#### Material provided

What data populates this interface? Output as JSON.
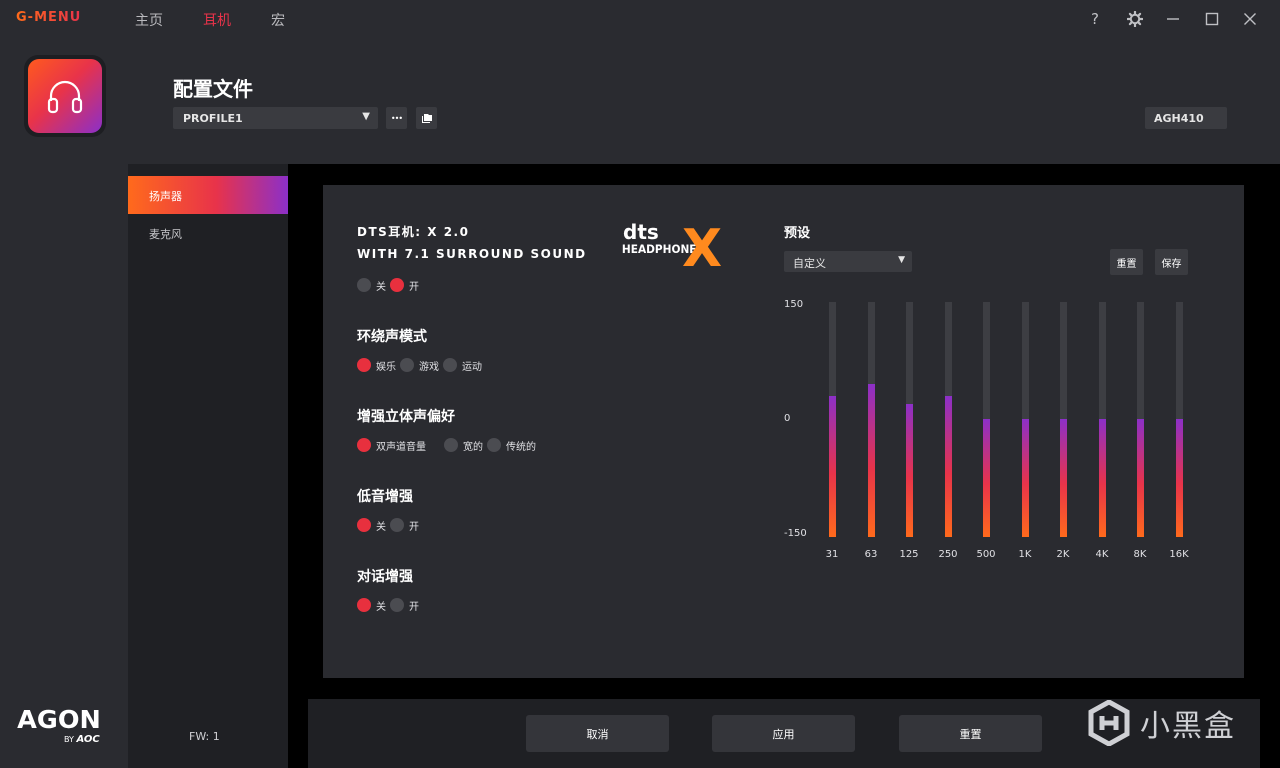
{
  "app": {
    "brand": "G-MENU",
    "nav_tabs": [
      {
        "label": "主页",
        "active": false
      },
      {
        "label": "耳机",
        "active": true
      },
      {
        "label": "宏",
        "active": false
      }
    ],
    "window_buttons": [
      "help-icon",
      "gear-icon",
      "minimize-icon",
      "maximize-icon",
      "close-icon"
    ],
    "help_label": "?"
  },
  "rail": {
    "device_icon": "headphone-icon",
    "logo_main": "AGON",
    "logo_by": "BY",
    "logo_brand": "AOC"
  },
  "header": {
    "title": "配置文件",
    "profile": "PROFILE1",
    "more_label": "•••",
    "model": "AGH410"
  },
  "sidenav": {
    "items": [
      {
        "label": "扬声器",
        "active": true
      },
      {
        "label": "麦克风",
        "active": false
      }
    ],
    "fw": "FW: 1"
  },
  "dts": {
    "title": "DTS耳机: X 2.0",
    "subtitle": "WITH 7.1 SURROUND SOUND",
    "toggle": [
      {
        "label": "关",
        "on": false
      },
      {
        "label": "开",
        "on": true
      }
    ],
    "logo_word": "dts",
    "logo_sub": "HEADPHONE",
    "logo_x": "X"
  },
  "sections": [
    {
      "title": "环绕声模式",
      "options": [
        {
          "label": "娱乐",
          "on": true
        },
        {
          "label": "游戏",
          "on": false
        },
        {
          "label": "运动",
          "on": false
        }
      ]
    },
    {
      "title": "增强立体声偏好",
      "options": [
        {
          "label": "双声道音量",
          "on": true
        },
        {
          "label": "宽的",
          "on": false
        },
        {
          "label": "传统的",
          "on": false
        }
      ]
    },
    {
      "title": "低音增强",
      "options": [
        {
          "label": "关",
          "on": true
        },
        {
          "label": "开",
          "on": false
        }
      ]
    },
    {
      "title": "对话增强",
      "options": [
        {
          "label": "关",
          "on": true
        },
        {
          "label": "开",
          "on": false
        }
      ]
    }
  ],
  "eq": {
    "title": "预设",
    "preset": "自定义",
    "reset_label": "重置",
    "save_label": "保存",
    "y_max": "150",
    "y_mid": "0",
    "y_min": "-150",
    "range": [
      -150,
      150
    ],
    "bands": [
      {
        "label": "31",
        "value": 30
      },
      {
        "label": "63",
        "value": 45
      },
      {
        "label": "125",
        "value": 20
      },
      {
        "label": "250",
        "value": 30
      },
      {
        "label": "500",
        "value": 0
      },
      {
        "label": "1K",
        "value": 0
      },
      {
        "label": "2K",
        "value": 0
      },
      {
        "label": "4K",
        "value": 0
      },
      {
        "label": "8K",
        "value": 0
      },
      {
        "label": "16K",
        "value": 0
      }
    ]
  },
  "footer": {
    "cancel": "取消",
    "apply": "应用",
    "reset": "重置"
  },
  "watermark": {
    "text": "小黑盒"
  },
  "colors": {
    "accent": "#e8334a",
    "orange": "#ff6a1c",
    "purple": "#8c30c8",
    "radio_on": "#e8303e"
  }
}
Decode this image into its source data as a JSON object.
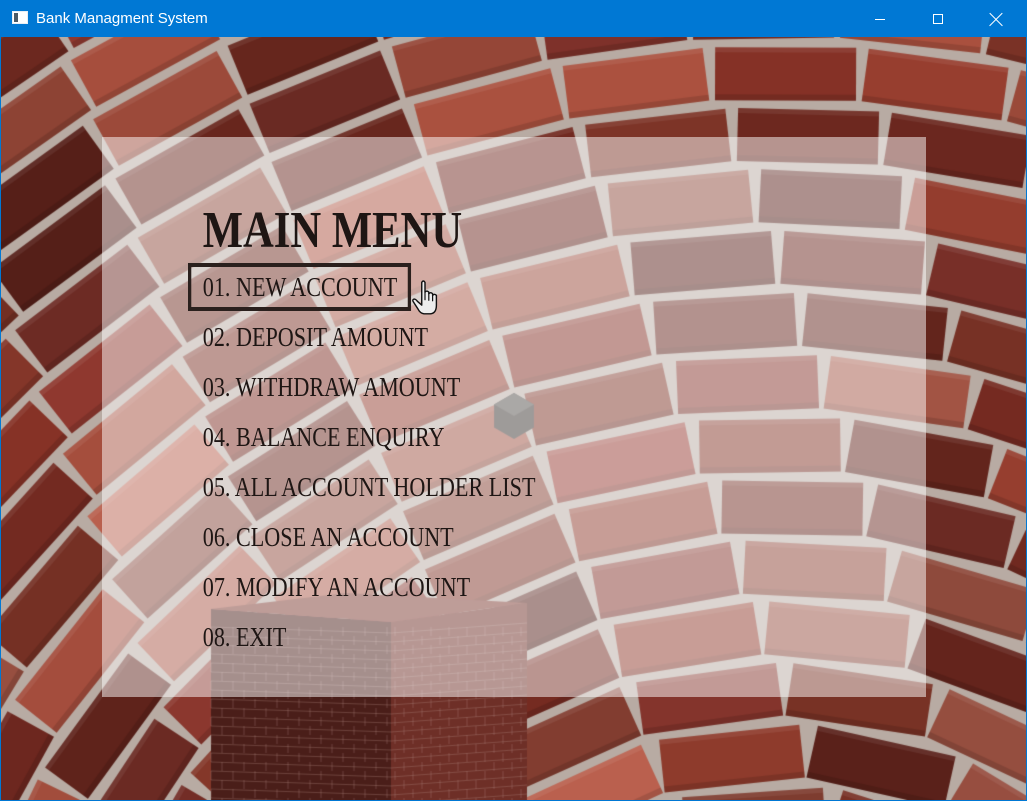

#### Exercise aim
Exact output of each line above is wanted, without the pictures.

#### Completed exercise
What data populates this interface? Output as JSON.
{
  "app": {
    "brand": "G-MENU",
    "nav_tabs": [
      {
        "label": "主页",
        "active": false
      },
      {
        "label": "耳机",
        "active": true
      },
      {
        "label": "宏",
        "active": false
      }
    ],
    "window_buttons": [
      "help-icon",
      "gear-icon",
      "minimize-icon",
      "maximize-icon",
      "close-icon"
    ],
    "help_label": "?"
  },
  "rail": {
    "device_icon": "headphone-icon",
    "logo_main": "AGON",
    "logo_by": "BY",
    "logo_brand": "AOC"
  },
  "header": {
    "title": "配置文件",
    "profile": "PROFILE1",
    "more_label": "•••",
    "model": "AGH410"
  },
  "sidenav": {
    "items": [
      {
        "label": "扬声器",
        "active": true
      },
      {
        "label": "麦克风",
        "active": false
      }
    ],
    "fw": "FW: 1"
  },
  "dts": {
    "title": "DTS耳机: X 2.0",
    "subtitle": "WITH 7.1 SURROUND SOUND",
    "toggle": [
      {
        "label": "关",
        "on": false
      },
      {
        "label": "开",
        "on": true
      }
    ],
    "logo_word": "dts",
    "logo_sub": "HEADPHONE",
    "logo_x": "X"
  },
  "sections": [
    {
      "title": "环绕声模式",
      "options": [
        {
          "label": "娱乐",
          "on": true
        },
        {
          "label": "游戏",
          "on": false
        },
        {
          "label": "运动",
          "on": false
        }
      ]
    },
    {
      "title": "增强立体声偏好",
      "options": [
        {
          "label": "双声道音量",
          "on": true
        },
        {
          "label": "宽的",
          "on": false
        },
        {
          "label": "传统的",
          "on": false
        }
      ]
    },
    {
      "title": "低音增强",
      "options": [
        {
          "label": "关",
          "on": true
        },
        {
          "label": "开",
          "on": false
        }
      ]
    },
    {
      "title": "对话增强",
      "options": [
        {
          "label": "关",
          "on": true
        },
        {
          "label": "开",
          "on": false
        }
      ]
    }
  ],
  "eq": {
    "title": "预设",
    "preset": "自定义",
    "reset_label": "重置",
    "save_label": "保存",
    "y_max": "150",
    "y_mid": "0",
    "y_min": "-150",
    "range": [
      -150,
      150
    ],
    "bands": [
      {
        "label": "31",
        "value": 30
      },
      {
        "label": "63",
        "value": 45
      },
      {
        "label": "125",
        "value": 20
      },
      {
        "label": "250",
        "value": 30
      },
      {
        "label": "500",
        "value": 0
      },
      {
        "label": "1K",
        "value": 0
      },
      {
        "label": "2K",
        "value": 0
      },
      {
        "label": "4K",
        "value": 0
      },
      {
        "label": "8K",
        "value": 0
      },
      {
        "label": "16K",
        "value": 0
      }
    ]
  },
  "footer": {
    "cancel": "取消",
    "apply": "应用",
    "reset": "重置"
  },
  "watermark": {
    "text": "小黑盒"
  },
  "colors": {
    "accent": "#e8334a",
    "orange": "#ff6a1c",
    "purple": "#8c30c8",
    "radio_on": "#e8303e"
  }
}
Decode this image into its source data as a JSON object.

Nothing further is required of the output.